While his reserves may allow for some staying power for government budgets (the current estimate is two years), it will not protect vital industries. As noted in The New York Times: "Nearly $700 billion is owed to Western banks, economists said, much of it by the giant state-run companies that constitute the heart of the Russian economy. But sanctions imposed by the United States and Europe over Russia's annexation of Crimea and adventurism in southeastern Ukraine have blocked access to Western financing."

While these industries can default on debt in defiance of Western sanctions, the West will be able to garnish oil payments and disrupt virtually every type of financial transaction of Russian oligarchs if they attempt to interact with the West. The prospects of refinancing major Russian companies could and mostly likely will cause an international financial crisis, causing further declines in the ruble and disruptions in oil exports.

It is widely speculated that the financial elements of Putin's problems will create the greatest difficulty as he does or doesn't adapt to Russia's shifting circumstances. Since 66 percent of Russian assets are owned by the 1 percent, it is only a matter of time before Putin's allies begin questioning his leadership. The easiest move for Putin would be to step back from his aggressive foreign policy, step away from the support provided Ukrainian separatists, negotiate some sort of detente regarding Crimea and press for the financial sanctions to be removed.

The other adjustment would be to cut government spending by as much as 30 percent to address the reality of falling oil prices. While it is difficult to ascertain how such cuts would be achieved, it is clear that significantly cutting military budgets would be a starting point.
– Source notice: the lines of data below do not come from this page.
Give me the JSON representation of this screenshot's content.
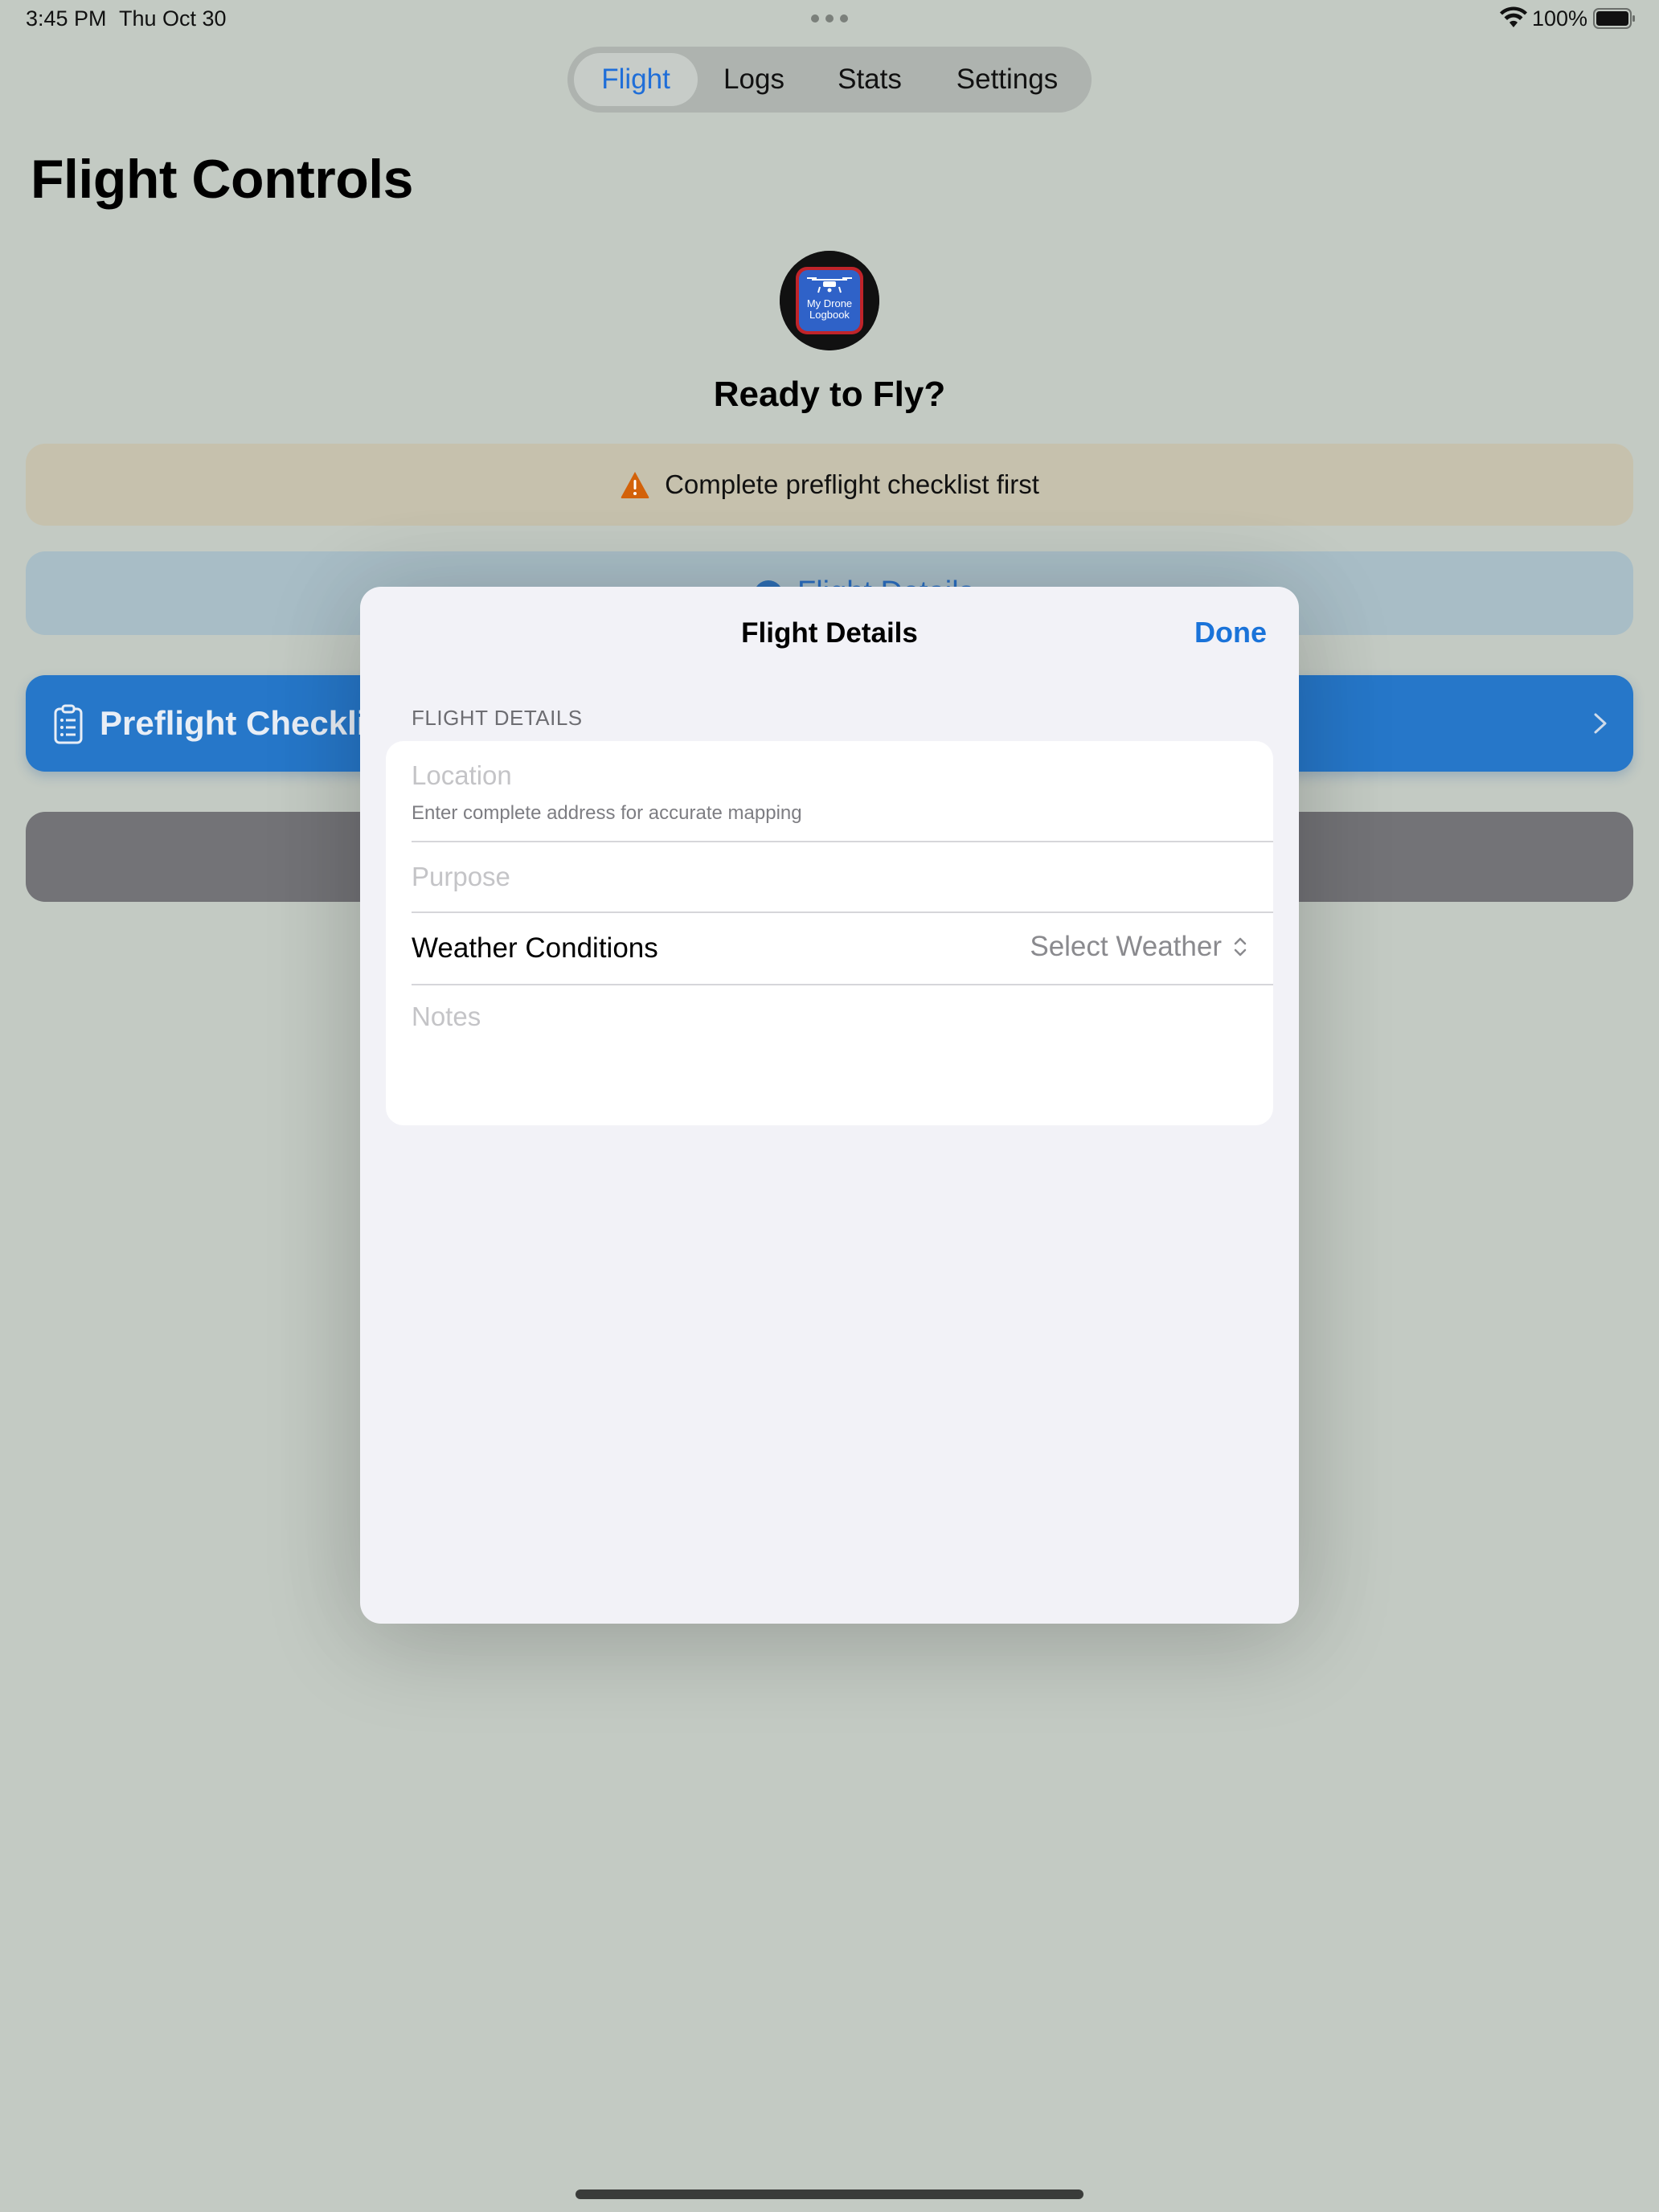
{
  "status_bar": {
    "time": "3:45 PM",
    "date": "Thu Oct 30",
    "battery": "100%"
  },
  "tabs": [
    {
      "label": "Flight",
      "active": true
    },
    {
      "label": "Logs",
      "active": false
    },
    {
      "label": "Stats",
      "active": false
    },
    {
      "label": "Settings",
      "active": false
    }
  ],
  "page": {
    "title": "Flight Controls",
    "logo_text_line1": "My Drone",
    "logo_text_line2": "Logbook",
    "ready_title": "Ready to Fly?",
    "warning": {
      "icon": "warning-triangle-icon",
      "text": "Complete preflight checklist first",
      "color": "#d3620a"
    },
    "details_button": {
      "label": "Flight Details",
      "icon": "info-icon"
    },
    "checklist_button": {
      "label": "Preflight Checklist",
      "icon": "clipboard-icon"
    }
  },
  "sheet": {
    "title": "Flight Details",
    "done_label": "Done",
    "section_header": "FLIGHT DETAILS",
    "location": {
      "placeholder": "Location",
      "value": "",
      "hint": "Enter complete address for accurate mapping"
    },
    "purpose": {
      "placeholder": "Purpose",
      "value": ""
    },
    "weather": {
      "label": "Weather Conditions",
      "selected": "Select Weather"
    },
    "notes": {
      "placeholder": "Notes",
      "value": ""
    }
  },
  "colors": {
    "accent": "#1a73d9",
    "background": "#c3cac3",
    "sheet": "#f2f2f7",
    "checklist_button": "#2677c9"
  }
}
He has already announced the abandonment of a $19 billion pipeline that would have allowed him to keep pressure on Ukraine.

To achieve either or both of those moves requires a certain level of humility as Russia adjusts to a period of hardship unlike any that Putin has had to face the in the 16 years of his control. The question is whether or not he will exhibit either humility or flexibility going forward. His current stance quite clearly indicates a reluctance to do so. In fact, his most recent announcement addressing the economic issues has been "more of the same," a conventional effort of proposed tax and legal amnesty for those repatriating capital along with a four-year moratorium on tax increases. These measures, according to Moscow analysts, contain "a whiff of panic."
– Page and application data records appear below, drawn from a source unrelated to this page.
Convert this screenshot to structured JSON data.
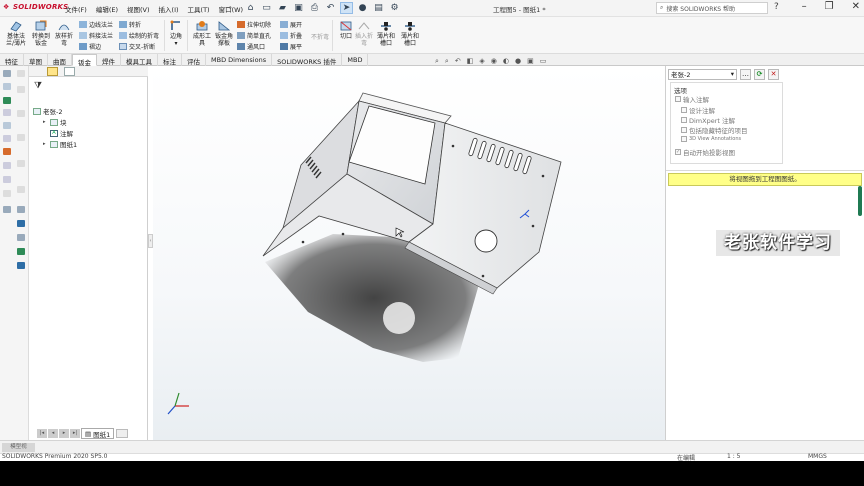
{
  "app": {
    "logo": "SOLIDWORKS",
    "document_title": "工程图5 - 图纸1 *",
    "menu": [
      "文件(F)",
      "编辑(E)",
      "视图(V)",
      "插入(I)",
      "工具(T)",
      "窗口(W)"
    ],
    "search_placeholder": "搜索 SOLIDWORKS 帮助"
  },
  "ribbon": {
    "big": [
      {
        "label1": "基体法",
        "label2": "兰/薄片"
      },
      {
        "label1": "转换到",
        "label2": "钣金"
      },
      {
        "label1": "放样折",
        "label2": "弯"
      }
    ],
    "col1": [
      "边线法兰",
      "斜接法兰",
      "褶边"
    ],
    "col2": [
      "转折",
      "绘制的折弯",
      "交叉-折断"
    ],
    "corner": "边角",
    "formtool": {
      "label1": "成形工",
      "label2": "具"
    },
    "gusset": {
      "label1": "钣金角",
      "label2": "撑板"
    },
    "col3": [
      "拉伸切除",
      "简单直孔",
      "通风口"
    ],
    "col4": [
      "展开",
      "折叠",
      "展平"
    ],
    "nofold": "不折弯",
    "rip": "切口",
    "insertbend": {
      "label1": "插入折",
      "label2": "弯"
    },
    "solidcorner": {
      "label1": "薄片和",
      "label2": "槽口"
    },
    "tab_slot": {
      "label1": "薄片和",
      "label2": "槽口"
    }
  },
  "tabs": [
    "特征",
    "草图",
    "曲面",
    "钣金",
    "焊件",
    "模具工具",
    "标注",
    "评估",
    "MBD Dimensions",
    "SOLIDWORKS 插件",
    "MBD"
  ],
  "active_tab": "钣金",
  "tree": {
    "root": "老张-2",
    "items": [
      {
        "label": "块",
        "expandable": true
      },
      {
        "label": "注解",
        "expandable": false
      },
      {
        "label": "图纸1",
        "expandable": true
      }
    ]
  },
  "pane": {
    "combo_value": "老张-2",
    "options_title": "选项",
    "options": [
      {
        "label": "输入注解",
        "checked": false
      },
      {
        "label": "设计注解",
        "checked": false
      },
      {
        "label": "DimXpert 注解",
        "checked": false
      },
      {
        "label": "包括隐藏特征的项目",
        "checked": false
      },
      {
        "label": "3D View Annotations",
        "checked": false
      },
      {
        "label": "自动开始投影视图",
        "checked": true
      }
    ],
    "hint": "将视图拖到工程图图纸。"
  },
  "watermark": "老张软件学习",
  "sheet_tab": "图纸1",
  "model_tab": "模型视",
  "status": {
    "left": "SOLIDWORKS Premium 2020 SP5.0",
    "mid": "在编辑",
    "scale": "1 : 5",
    "units": "MMGS"
  },
  "colors": {
    "hint_bg": "#ffff88",
    "logo": "#c8102e",
    "pane_scroll": "#1f7a52"
  }
}
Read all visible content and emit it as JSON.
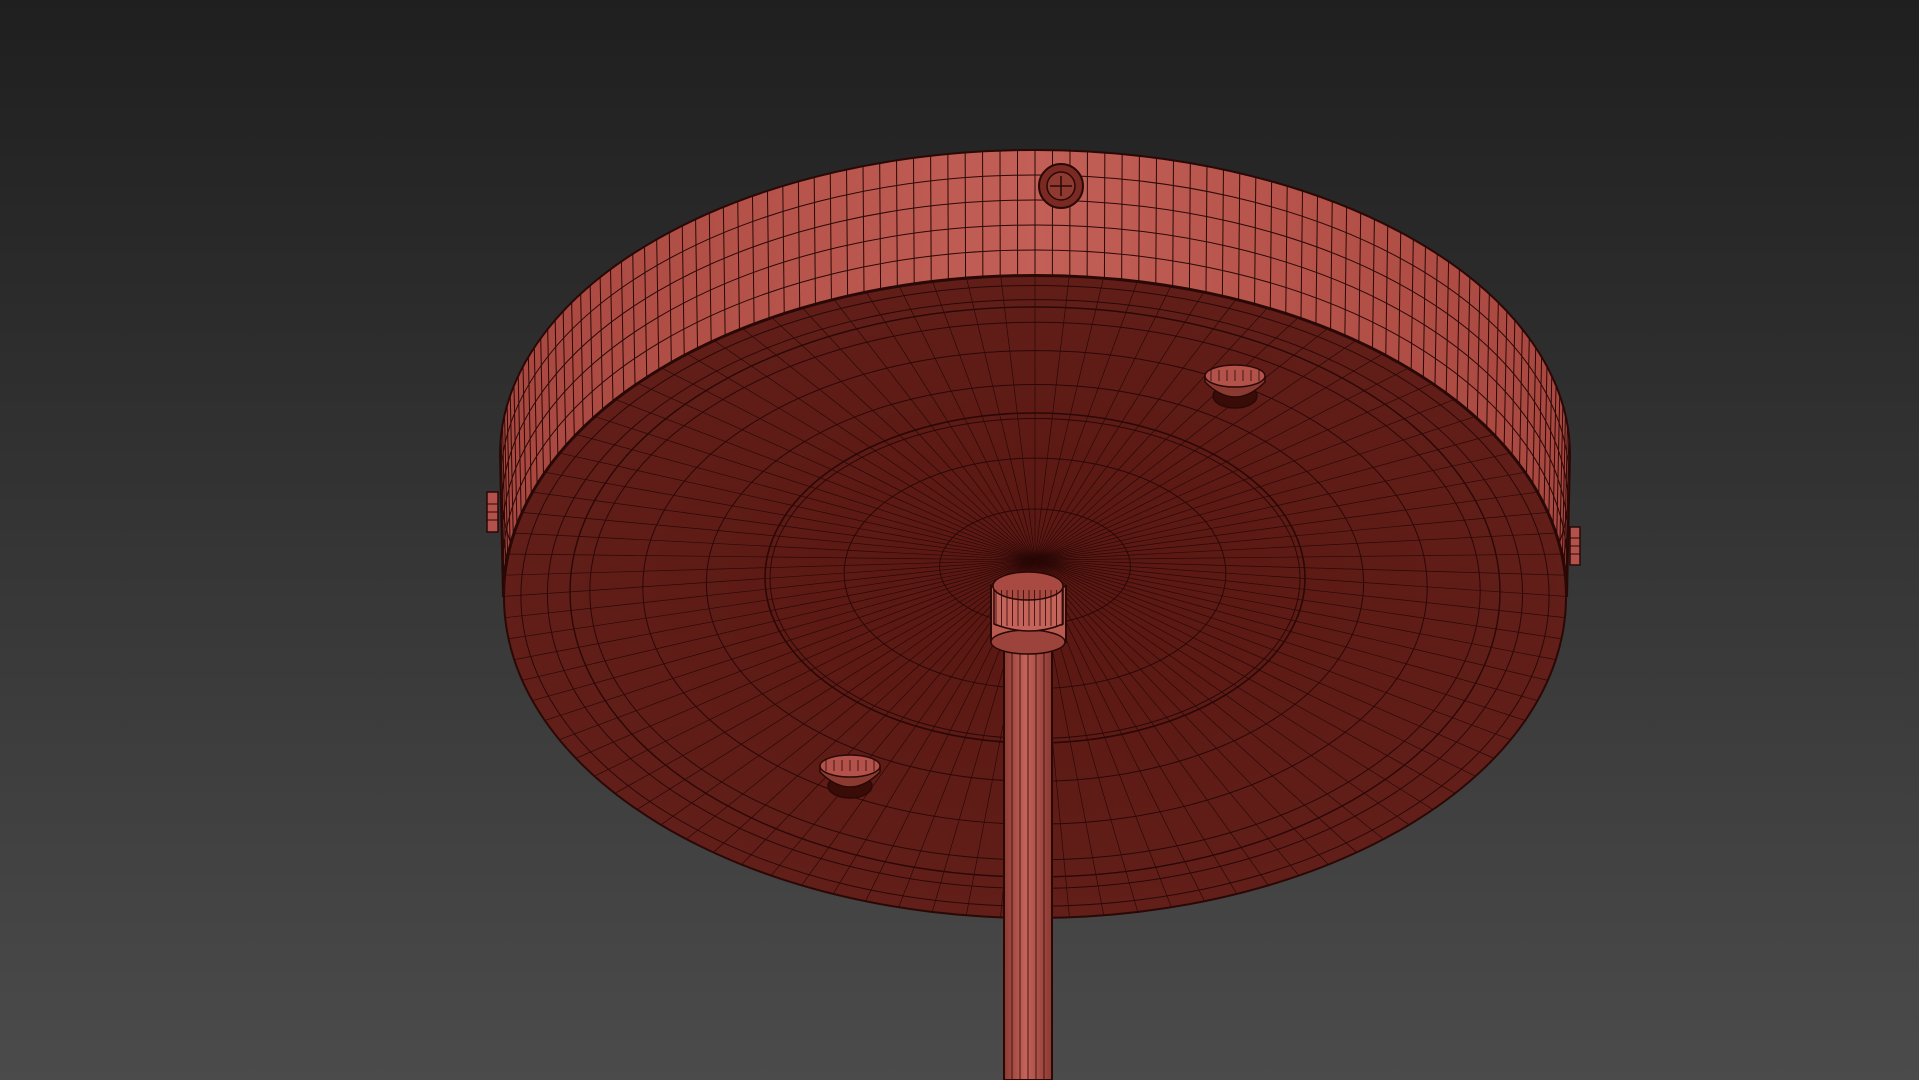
{
  "viewport": {
    "background_top": "#1f1f1f",
    "background_bottom": "#4b4b4b"
  },
  "colors": {
    "rim_face": "#b2524a",
    "rim_face_light": "#c4635a",
    "underside": "#5e1a14",
    "underside_inner": "#55140f",
    "wire": "#2a0806",
    "wire_dense": "#1f0504",
    "rod": "#b95a50",
    "rod_shadow": "#8b3a32"
  },
  "model": {
    "name_icon": "ceiling-canopy-wireframe",
    "screws": [
      "screw-top",
      "screw-right",
      "screw-left"
    ]
  }
}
Oil price declines were a principle contributor to the fall of the Soviet Union in 1991. There is gleeful speculation that falling prices will do the same for Putin. Where would threats to his control come from? Most likely it will be his oligarchic friends. It is estimated that Russian overseas wealth exceeds $1 trillion. Trade with the West has become a way of life. Combine sustained low oil prices with the pressure of financial sanctions and you have the proper stew for a coup.
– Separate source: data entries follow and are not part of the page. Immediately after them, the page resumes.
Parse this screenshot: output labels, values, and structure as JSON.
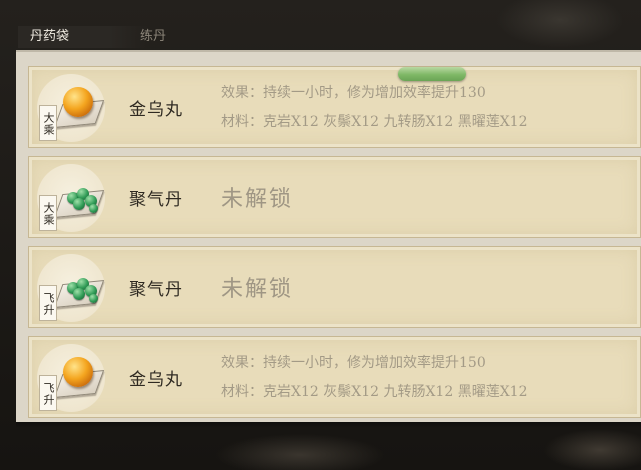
{
  "tabs": [
    {
      "label": "丹药袋",
      "active": true
    },
    {
      "label": "练丹",
      "active": false
    }
  ],
  "rows": [
    {
      "realm": "大乘",
      "name": "金乌丸",
      "icon": "golden-pill-icon",
      "locked": false,
      "effect": "效果：持续一小时，修为增加效率提升130",
      "materials": "材料：克岩X12 灰鬃X12 九转肠X12 黑曜莲X12"
    },
    {
      "realm": "大乘",
      "name": "聚气丹",
      "icon": "green-beads-icon",
      "locked": true,
      "locked_text": "未解锁"
    },
    {
      "realm": "飞升",
      "name": "聚气丹",
      "icon": "green-beads-icon",
      "locked": true,
      "locked_text": "未解锁"
    },
    {
      "realm": "飞升",
      "name": "金乌丸",
      "icon": "golden-pill-icon",
      "locked": false,
      "effect": "效果：持续一小时，修为增加效率提升150",
      "materials": "材料：克岩X12 灰鬃X12 九转肠X12 黑曜莲X12"
    }
  ],
  "colors": {
    "panel": "#dcd6c8",
    "row": "#e8dcba",
    "scroll_indicator": "#7fb866"
  }
}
There is no question that the combined forces of economics and financial sanctions have weakened the Russian leader. The White House can hasten his departure by consciously encouraging the continuation of the oil surpluses. It is probably a coincidence that OPEC's decision to maintain oil production and protect its market share has driven oil prices below $70 per barrel. Given that the operating cost of U.S. and Canadian oil is between $40 and $42 per barrel, this war for market share will likely be extended for two years or more. The question is whether or not that is long enough to bring down the Russian leader.

Most people would bet against it. However, there is a good chance they are wrong.

Russell is managing director of Cove Hill Advisory Services.